**The task**.
Could you reproduce the line where "Decode this image" occurs and all lines after it in the listing below, through the final one, without changing anything?

________________

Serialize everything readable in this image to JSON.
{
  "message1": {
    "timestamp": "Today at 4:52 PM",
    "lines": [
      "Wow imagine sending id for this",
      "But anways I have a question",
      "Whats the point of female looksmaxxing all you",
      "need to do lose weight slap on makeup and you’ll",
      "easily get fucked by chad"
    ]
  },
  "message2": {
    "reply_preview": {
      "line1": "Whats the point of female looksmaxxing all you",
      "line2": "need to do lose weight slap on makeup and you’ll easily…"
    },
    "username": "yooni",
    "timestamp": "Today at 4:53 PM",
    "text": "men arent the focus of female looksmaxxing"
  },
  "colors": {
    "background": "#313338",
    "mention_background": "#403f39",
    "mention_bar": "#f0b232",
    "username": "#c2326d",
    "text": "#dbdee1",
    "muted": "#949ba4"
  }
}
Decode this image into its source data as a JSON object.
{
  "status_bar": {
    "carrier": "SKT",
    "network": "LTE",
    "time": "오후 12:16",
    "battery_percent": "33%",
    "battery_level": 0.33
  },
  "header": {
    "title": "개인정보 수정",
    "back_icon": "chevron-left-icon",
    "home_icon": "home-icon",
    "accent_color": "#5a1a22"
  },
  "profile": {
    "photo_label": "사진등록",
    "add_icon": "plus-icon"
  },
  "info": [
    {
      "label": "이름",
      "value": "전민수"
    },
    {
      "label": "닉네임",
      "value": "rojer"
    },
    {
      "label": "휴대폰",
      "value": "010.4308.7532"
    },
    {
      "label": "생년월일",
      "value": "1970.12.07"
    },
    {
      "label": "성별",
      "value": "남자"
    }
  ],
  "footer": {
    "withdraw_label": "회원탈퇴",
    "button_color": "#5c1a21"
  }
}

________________

**Expected answer**.
Decode this image into its source data as a JSON object.
{
  "status_bar": {
    "carrier": "SKT",
    "network": "LTE",
    "time": "오후 12:16",
    "battery_percent": "33%",
    "battery_level": 0.33
  },
  "header": {
    "title": "개인정보 수정",
    "back_icon": "chevron-left-icon",
    "home_icon": "home-icon",
    "accent_color": "#5a1a22"
  },
  "profile": {
    "photo_label": "사진등록",
    "add_icon": "plus-icon"
  },
  "info": [
    {
      "label": "이름",
      "value": "전민수"
    },
    {
      "label": "닉네임",
      "value": "rojer"
    },
    {
      "label": "휴대폰",
      "value": "010.4308.7532"
    },
    {
      "label": "생년월일",
      "value": "1970.12.07"
    },
    {
      "label": "성별",
      "value": "남자"
    }
  ],
  "footer": {
    "withdraw_label": "회원탈퇴",
    "button_color": "#5c1a21"
  }
}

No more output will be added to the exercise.